(N.B. Inviting other people to your celebration scene has the added bonus of putting more pressure on you to deliver.)
Step 5: Post it up.
Fork out a few bucks on a physical calendar, put it up somewhere where you can’t miss seeing it every day, then ceremoniously cross off every successful day with a bright red marker.
It might sound childish, but it helps:
- The small investment of time and money to buy a calendar and find a place to put it up makes you feel more committed.
- Crossing off each day is surprisingly pleasurable.
- The dopamine dose you get from anticipating that feeling will motivate you to keep it up.
Step 6: Formally commit.
This final tip for making your 30-day challenge a success is the most important because it brings together all of the previous ones:
6.1 Write a commitment letter to your 30-day-from-now self.
As hokey-pokey as you probably think it sounds, writing it down makes it real. It also forces you to collect your thoughts into something sensible and actionable. This dramatically increases the likelihood you succeed at your 30-day challenge.
In your letter to your glorious post-challenge self, try to include:
- Why are you doing it? What do you positively pessimistically expect to get out of your challenge? (Step 2.)
- Who for? Who is counting on you to succeed? Your older future self, for sure. Maybe your friends, parents, kids, colleagues, or spouse, too?
- What actions? What exactly are you going to do in this challenge. Be specific.
- When will you work on it and what will it replace? (Step 3.)
- Why might you fail?

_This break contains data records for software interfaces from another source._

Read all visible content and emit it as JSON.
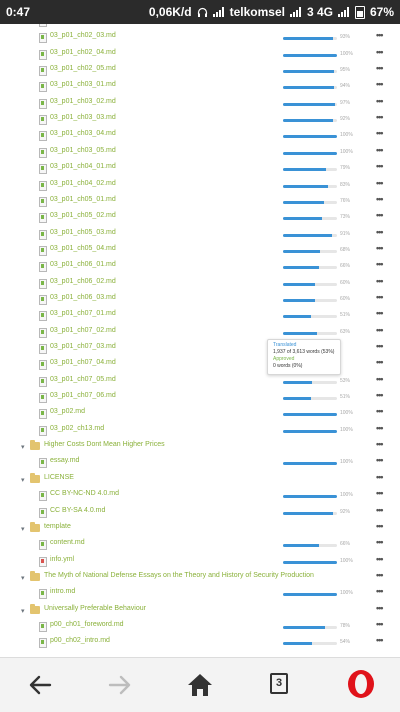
{
  "statusbar": {
    "time": "0:47",
    "speed": "0,06K/d",
    "carrier": "telkomsel",
    "network": "3  4G",
    "battery": "67%"
  },
  "rows": [
    {
      "type": "file",
      "name": "03_p01_ch02_02.md",
      "progress": 0.95,
      "percent": "95%",
      "icon": "md"
    },
    {
      "type": "file",
      "name": "03_p01_ch02_03.md",
      "progress": 0.93,
      "percent": "93%",
      "icon": "md"
    },
    {
      "type": "file",
      "name": "03_p01_ch02_04.md",
      "progress": 1.0,
      "percent": "100%",
      "icon": "md"
    },
    {
      "type": "file",
      "name": "03_p01_ch02_05.md",
      "progress": 0.95,
      "percent": "95%",
      "icon": "md"
    },
    {
      "type": "file",
      "name": "03_p01_ch03_01.md",
      "progress": 0.94,
      "percent": "94%",
      "icon": "md"
    },
    {
      "type": "file",
      "name": "03_p01_ch03_02.md",
      "progress": 0.97,
      "percent": "97%",
      "icon": "md"
    },
    {
      "type": "file",
      "name": "03_p01_ch03_03.md",
      "progress": 0.92,
      "percent": "92%",
      "icon": "md"
    },
    {
      "type": "file",
      "name": "03_p01_ch03_04.md",
      "progress": 1.0,
      "percent": "100%",
      "icon": "md"
    },
    {
      "type": "file",
      "name": "03_p01_ch03_05.md",
      "progress": 1.0,
      "percent": "100%",
      "icon": "md"
    },
    {
      "type": "file",
      "name": "03_p01_ch04_01.md",
      "progress": 0.79,
      "percent": "79%",
      "icon": "md"
    },
    {
      "type": "file",
      "name": "03_p01_ch04_02.md",
      "progress": 0.83,
      "percent": "83%",
      "icon": "md"
    },
    {
      "type": "file",
      "name": "03_p01_ch05_01.md",
      "progress": 0.76,
      "percent": "76%",
      "icon": "md"
    },
    {
      "type": "file",
      "name": "03_p01_ch05_02.md",
      "progress": 0.73,
      "percent": "73%",
      "icon": "md"
    },
    {
      "type": "file",
      "name": "03_p01_ch05_03.md",
      "progress": 0.91,
      "percent": "91%",
      "icon": "md"
    },
    {
      "type": "file",
      "name": "03_p01_ch05_04.md",
      "progress": 0.68,
      "percent": "68%",
      "icon": "md"
    },
    {
      "type": "file",
      "name": "03_p01_ch06_01.md",
      "progress": 0.66,
      "percent": "66%",
      "icon": "md"
    },
    {
      "type": "file",
      "name": "03_p01_ch06_02.md",
      "progress": 0.6,
      "percent": "60%",
      "icon": "md"
    },
    {
      "type": "file",
      "name": "03_p01_ch06_03.md",
      "progress": 0.6,
      "percent": "60%",
      "icon": "md"
    },
    {
      "type": "file",
      "name": "03_p01_ch07_01.md",
      "progress": 0.51,
      "percent": "51%",
      "icon": "md"
    },
    {
      "type": "file",
      "name": "03_p01_ch07_02.md",
      "progress": 0.63,
      "percent": "63%",
      "icon": "md"
    },
    {
      "type": "file",
      "name": "03_p01_ch07_03.md",
      "progress": 0.0,
      "percent": "",
      "icon": "md"
    },
    {
      "type": "file",
      "name": "03_p01_ch07_04.md",
      "progress": 0.0,
      "percent": "",
      "icon": "md"
    },
    {
      "type": "file",
      "name": "03_p01_ch07_05.md",
      "progress": 0.53,
      "percent": "53%",
      "icon": "md"
    },
    {
      "type": "file",
      "name": "03_p01_ch07_06.md",
      "progress": 0.51,
      "percent": "51%",
      "icon": "md"
    },
    {
      "type": "file",
      "name": "03_p02.md",
      "progress": 1.0,
      "percent": "100%",
      "icon": "md"
    },
    {
      "type": "file",
      "name": "03_p02_ch13.md",
      "progress": 1.0,
      "percent": "100%",
      "icon": "md"
    },
    {
      "type": "folder",
      "name": "Higher Costs Dont Mean Higher Prices"
    },
    {
      "type": "file",
      "name": "essay.md",
      "progress": 1.0,
      "percent": "100%",
      "icon": "md"
    },
    {
      "type": "folder",
      "name": "LICENSE"
    },
    {
      "type": "file",
      "name": "CC BY-NC-ND 4.0.md",
      "progress": 1.0,
      "percent": "100%",
      "icon": "md"
    },
    {
      "type": "file",
      "name": "CC BY-SA 4.0.md",
      "progress": 0.92,
      "percent": "92%",
      "icon": "md"
    },
    {
      "type": "folder",
      "name": "template"
    },
    {
      "type": "file",
      "name": "content.md",
      "progress": 0.66,
      "percent": "66%",
      "icon": "md"
    },
    {
      "type": "file",
      "name": "info.yml",
      "progress": 1.0,
      "percent": "100%",
      "icon": "yml"
    },
    {
      "type": "folder",
      "name": "The Myth of National Defense Essays on the Theory and History of Security Production"
    },
    {
      "type": "file",
      "name": "intro.md",
      "progress": 1.0,
      "percent": "100%",
      "icon": "md"
    },
    {
      "type": "folder",
      "name": "Universally Preferable Behaviour"
    },
    {
      "type": "file",
      "name": "p00_ch01_foreword.md",
      "progress": 0.78,
      "percent": "78%",
      "icon": "md"
    },
    {
      "type": "file",
      "name": "p00_ch02_intro.md",
      "progress": 0.54,
      "percent": "54%",
      "icon": "md"
    }
  ],
  "tooltip": {
    "translated_label": "Translated",
    "translated_value": "1,937 of 3,613 words (53%)",
    "approved_label": "Approved",
    "approved_value": "0 words (0%)"
  },
  "nav": {
    "back_icon": "back-arrow-icon",
    "forward_icon": "forward-arrow-icon",
    "home_icon": "home-icon",
    "tab_count": "3",
    "menu_icon": "opera-icon"
  },
  "colors": {
    "progress": "#3a92d6",
    "filename": "#8ab13a",
    "folder": "#e3c46f",
    "opera": "#e0121a"
  }
}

What excuses might you invent sometime in the coming month for not delivering your commitment? Preempt them by writing them down.

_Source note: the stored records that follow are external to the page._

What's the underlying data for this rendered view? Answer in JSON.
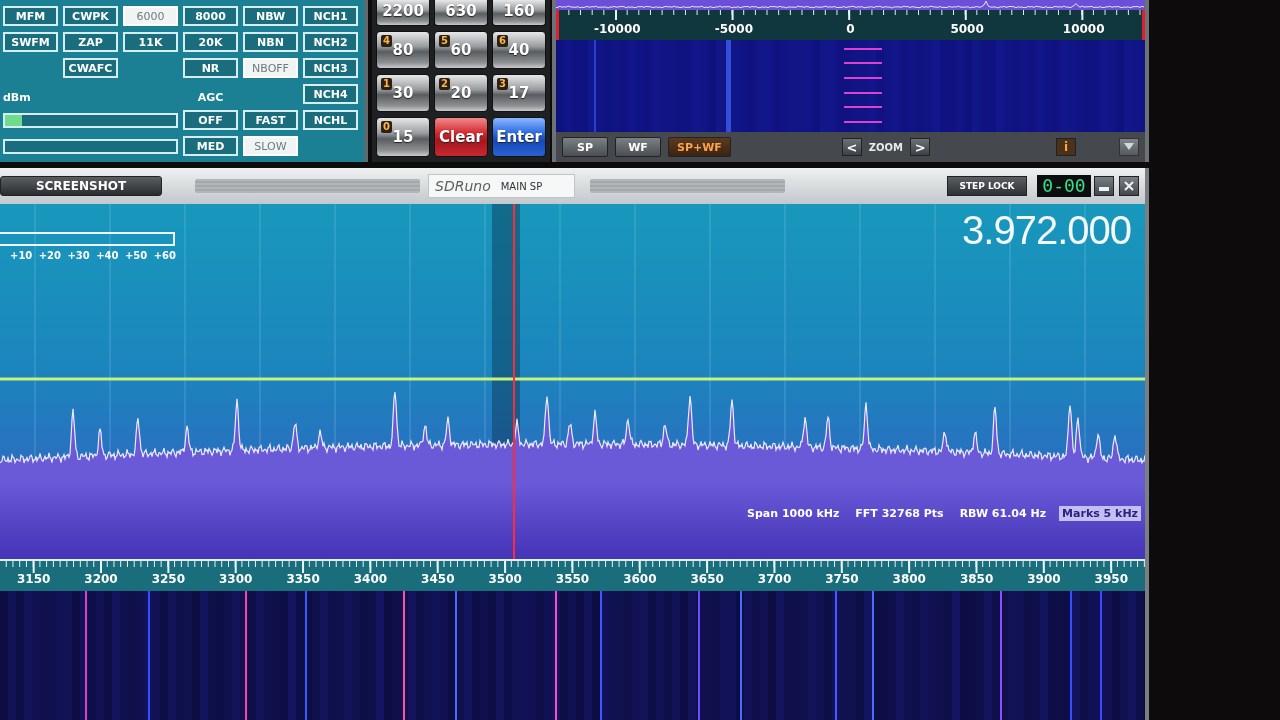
{
  "control_panel": {
    "button_rows": [
      [
        {
          "kind": "button",
          "label": "MFM",
          "selected": false
        },
        {
          "kind": "button",
          "label": "CWPK",
          "selected": false
        },
        {
          "kind": "button",
          "label": "6000",
          "selected": true
        },
        {
          "kind": "button",
          "label": "8000",
          "selected": false
        },
        {
          "kind": "button",
          "label": "NBW",
          "selected": false
        },
        {
          "kind": "button",
          "label": "NCH1",
          "selected": false
        }
      ],
      [
        {
          "kind": "button",
          "label": "SWFM",
          "selected": false
        },
        {
          "kind": "button",
          "label": "ZAP",
          "selected": false
        },
        {
          "kind": "button",
          "label": "11K",
          "selected": false
        },
        {
          "kind": "button",
          "label": "20K",
          "selected": false
        },
        {
          "kind": "button",
          "label": "NBN",
          "selected": false
        },
        {
          "kind": "button",
          "label": "NCH2",
          "selected": false
        }
      ],
      [
        {
          "kind": "gap"
        },
        {
          "kind": "button",
          "label": "CWAFC",
          "selected": false
        },
        {
          "kind": "gap"
        },
        {
          "kind": "button",
          "label": "NR",
          "selected": false
        },
        {
          "kind": "button",
          "label": "NBOFF",
          "selected": true
        },
        {
          "kind": "button",
          "label": "NCH3",
          "selected": false
        }
      ]
    ],
    "notch_buttons": [
      {
        "label": "NCH4",
        "selected": false
      },
      {
        "label": "NCHL",
        "selected": false
      }
    ],
    "signal_meter": {
      "label": "dBm",
      "level": 0.1
    },
    "agc": {
      "label": "AGC",
      "buttons": [
        {
          "label": "OFF",
          "selected": false
        },
        {
          "label": "FAST",
          "selected": false
        },
        {
          "label": "MED",
          "selected": false
        },
        {
          "label": "SLOW",
          "selected": true
        }
      ]
    }
  },
  "keypad": [
    {
      "kind": "number",
      "label": "2200"
    },
    {
      "kind": "number",
      "label": "630"
    },
    {
      "kind": "number",
      "label": "160"
    },
    {
      "kind": "number",
      "digit": "4",
      "label": "80"
    },
    {
      "kind": "number",
      "digit": "5",
      "label": "60"
    },
    {
      "kind": "number",
      "digit": "6",
      "label": "40"
    },
    {
      "kind": "number",
      "digit": "1",
      "label": "30"
    },
    {
      "kind": "number",
      "digit": "2",
      "label": "20"
    },
    {
      "kind": "number",
      "digit": "3",
      "label": "17"
    },
    {
      "kind": "number",
      "digit": "0",
      "label": "15"
    },
    {
      "kind": "clear",
      "label": "Clear"
    },
    {
      "kind": "enter",
      "label": "Enter"
    }
  ],
  "aux_spectrum": {
    "offset_scale": [
      "-10000",
      "-5000",
      "0",
      "5000",
      "10000"
    ],
    "view_buttons": [
      {
        "label": "SP",
        "selected": false
      },
      {
        "label": "WF",
        "selected": false
      },
      {
        "label": "SP+WF",
        "selected": true
      }
    ],
    "zoom": {
      "out": "<",
      "label": "ZOOM",
      "in": ">"
    },
    "info_button": "i"
  },
  "main_spectrum": {
    "title_bar": {
      "screenshot_button": "SCREENSHOT",
      "logo": "SDRuno",
      "title": "MAIN SP",
      "step_lock": "STEP LOCK",
      "step_display": "0-00"
    },
    "frequency": "3.972.000",
    "s_meter_scale": [
      "+10",
      "+20",
      "+30",
      "+40",
      "+50",
      "+60"
    ],
    "info": [
      {
        "text": "Span 1000 kHz",
        "selected": false
      },
      {
        "text": "FFT 32768 Pts",
        "selected": false
      },
      {
        "text": "RBW 61.04 Hz",
        "selected": false
      },
      {
        "text": "Marks 5 kHz",
        "selected": true
      }
    ],
    "frequency_scale": [
      "3150",
      "3200",
      "3250",
      "3300",
      "3350",
      "3400",
      "3450",
      "3500",
      "3550",
      "3600",
      "3650",
      "3700",
      "3750",
      "3800",
      "3850",
      "3900",
      "3950"
    ]
  }
}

- What are the rules? (Step 4.)
- How will you feel? A month from now, how will your future self feel if you succeed at your 30-day challenge?

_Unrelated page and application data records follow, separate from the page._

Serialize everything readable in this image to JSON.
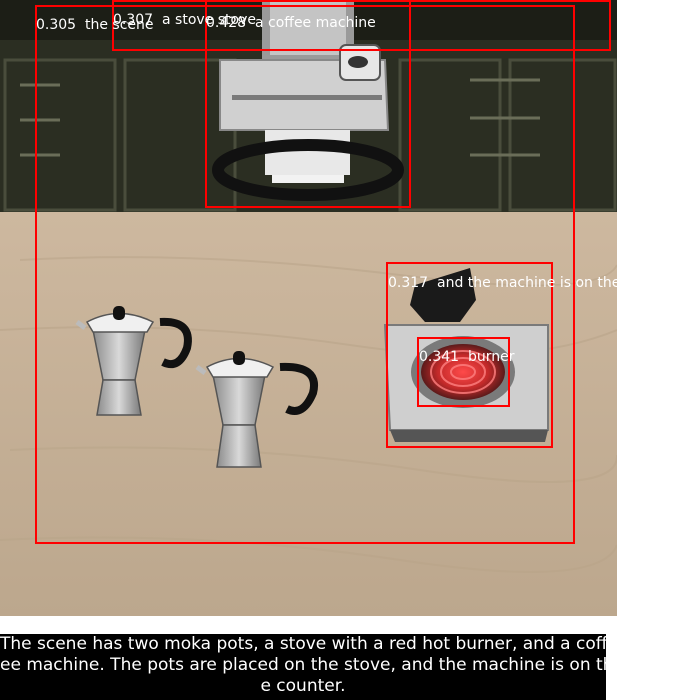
{
  "detections": [
    {
      "score": "0.305",
      "label": "the scene"
    },
    {
      "score": "0.307",
      "label": "a stove stove"
    },
    {
      "score": "0.428",
      "label": "a coffee machine"
    },
    {
      "score": "0.317",
      "label": "and the machine is on the"
    },
    {
      "score": "0.341",
      "label": "burner"
    }
  ],
  "caption_lines": [
    "The scene has two moka pots, a stove with a red hot burner, and a coff",
    "ee machine. The pots are placed on the stove, and the machine is on th",
    "e counter."
  ],
  "colors": {
    "box": "#ff0000",
    "caption_bg": "#000000",
    "caption_text": "#ffffff",
    "counter": "#c8b49a",
    "cabinet": "#2b2e22"
  }
}
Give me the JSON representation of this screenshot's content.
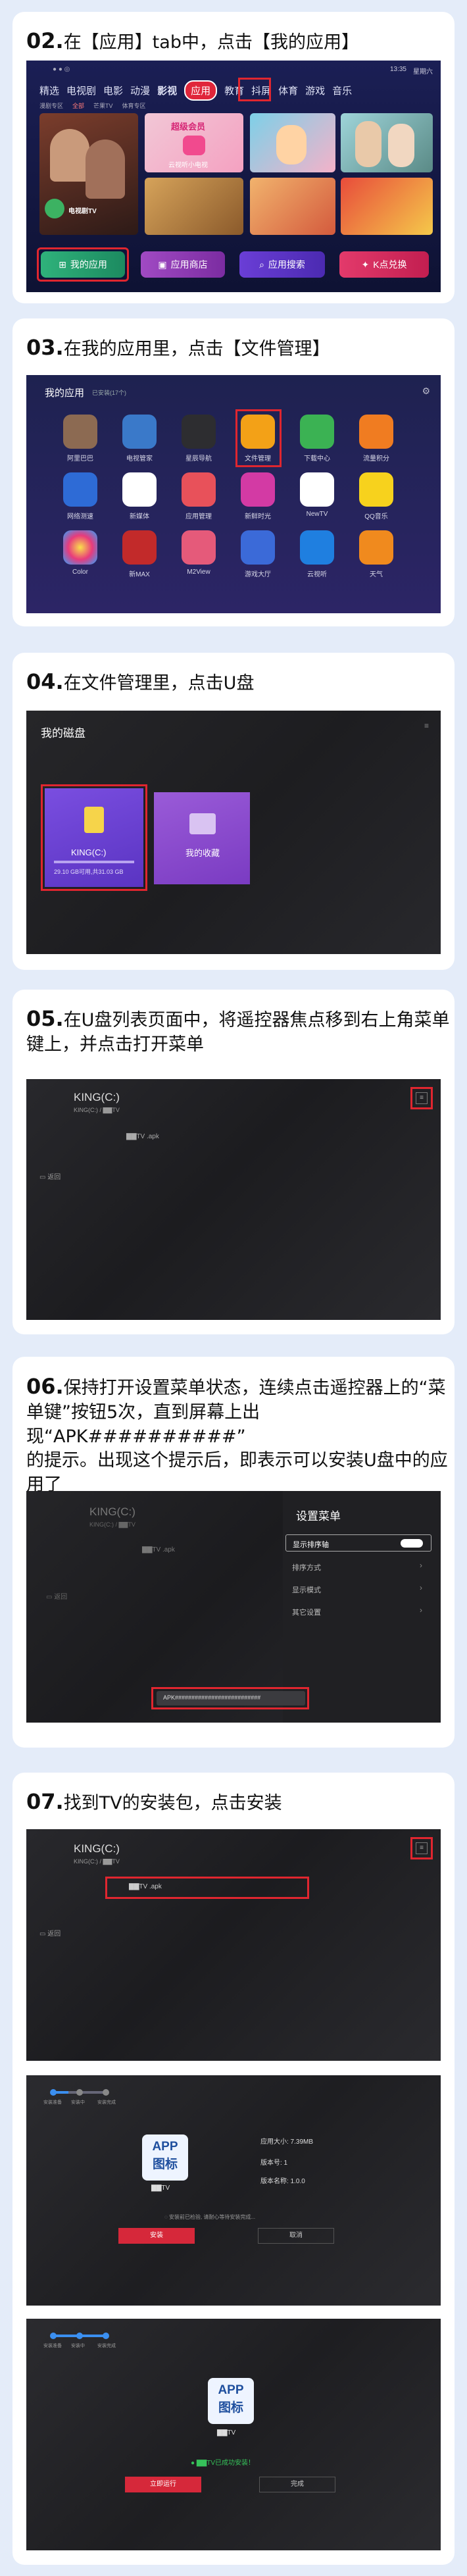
{
  "step02": {
    "num": "02.",
    "title": "在【应用】tab中，点击【我的应用】",
    "status_time": "13:35",
    "status_weekday": "星期六",
    "tabs": [
      "精选",
      "电视剧",
      "电影",
      "动漫",
      "影视",
      "应用",
      "教育",
      "抖屏",
      "体育",
      "游戏",
      "音乐"
    ],
    "subtabs": [
      "漫剧专区",
      "全部",
      "芒果TV",
      "体育专区"
    ],
    "banner_left_caption": "电视剧TV",
    "banner_top_center": "超级会员",
    "banner_caption_center": "云视听小电视",
    "buttons": [
      "我的应用",
      "应用商店",
      "应用搜索",
      "K点兑换"
    ]
  },
  "step03": {
    "num": "03.",
    "title": "在我的应用里，点击【文件管理】",
    "header": "我的应用",
    "header_sub": "已安装(17个)",
    "apps_row1": [
      "阿里巴巴",
      "电视管家",
      "星辰导航",
      "文件管理",
      "下载中心",
      "流量积分"
    ],
    "apps_row2": [
      "网络测速",
      "新媒体",
      "应用管理",
      "新鲜时光",
      "NewTV",
      "QQ音乐"
    ],
    "apps_row3": [
      "Color",
      "新MAX",
      "M2View",
      "游戏大厅",
      "云视听",
      "天气"
    ]
  },
  "step04": {
    "num": "04.",
    "title": "在文件管理里，点击U盘",
    "header": "我的磁盘",
    "drive_name": "KING(C:)",
    "drive_info": "29.10 GB可用,共31.03 GB",
    "fav_label": "我的收藏"
  },
  "step05": {
    "num": "05.",
    "title_line1": "在U盘列表页面中，将遥控器焦点移到右上角菜单",
    "title_line2": "键上，并点击打开菜单",
    "path": "KING(C:)",
    "path_sub": "KING(C:) / ▇▇TV",
    "file": "▇▇TV .apk",
    "side": "返回"
  },
  "step06": {
    "num": "06.",
    "title_line1": "保持打开设置菜单状态，连续点击遥控器上的“菜",
    "title_line2": "单键”按钮5次，直到屏幕上出现“APK##########”",
    "title_line3": "的提示。出现这个提示后，即表示可以安装U盘中的应",
    "title_line4": "用了",
    "path": "KING(C:)",
    "path_sub": "KING(C:) / ▇▇TV",
    "file": "▇▇TV .apk",
    "side": "返回",
    "menu_title": "设置菜单",
    "menu_items": [
      "显示排序轴",
      "排序方式",
      "显示模式",
      "其它设置"
    ],
    "toast": "APK##########################"
  },
  "step07": {
    "num": "07.",
    "title": "找到TV的安装包，点击安装",
    "path": "KING(C:)",
    "path_sub": "KING(C:) / ▇▇TV",
    "file": "▇▇TV .apk",
    "side": "返回",
    "steps": [
      "安装准备",
      "安装中",
      "安装完成"
    ],
    "app_icon_line1": "APP",
    "app_icon_line2": "图标",
    "app_name": "▇▇TV",
    "info_size": "应用大小: 7.39MB",
    "info_version": "版本号: 1",
    "info_name": "版本名称: 1.0.0",
    "loading_hint": "安装前已检验, 请耐心等待安装完成...",
    "btn_install": "安装",
    "btn_cancel": "取消",
    "success": "▇▇TV已成功安装！",
    "btn_open": "立即运行",
    "btn_done": "完成"
  },
  "colors": {
    "accent": "#e0262f",
    "bg": "#e4ecf9"
  }
}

6.2 Send this letter to someone.
Send your letter to someone you know.
If you’re doing your 30-day challenge with someone else (obviously a good idea, if possible), you could exchange letters with them. Or you could send it to someone who you know will encourage you to keep it up.
Or, if you’re shy or embarrassed, send it to your future self.
Step 7: Disregard Steps 1-to-6 at your own peril.
“I don’t need no silly letter, rules, or pre-arranged time for my 30-day challenge. I’ll just do it.”– Everyone who ultimately fails at 30-day challenges.
If you think it’s overkill to go through the previous six steps to a successful 30-day challenge, that’s fair.
It’s entirely possible to get it done without any of them. I’ve done it before. Many people do.
But many more people fail that way, too.
Like most things—but not slot machines or pyramid schemes—you get what you put into it. If you put careful thought into what you’re doing, who you’re doing it for, why, when, and how, your challenge will be less of a challenge to get through.
Then, not only will you have something to brag about on social media, you might even make a lasting impact on your life.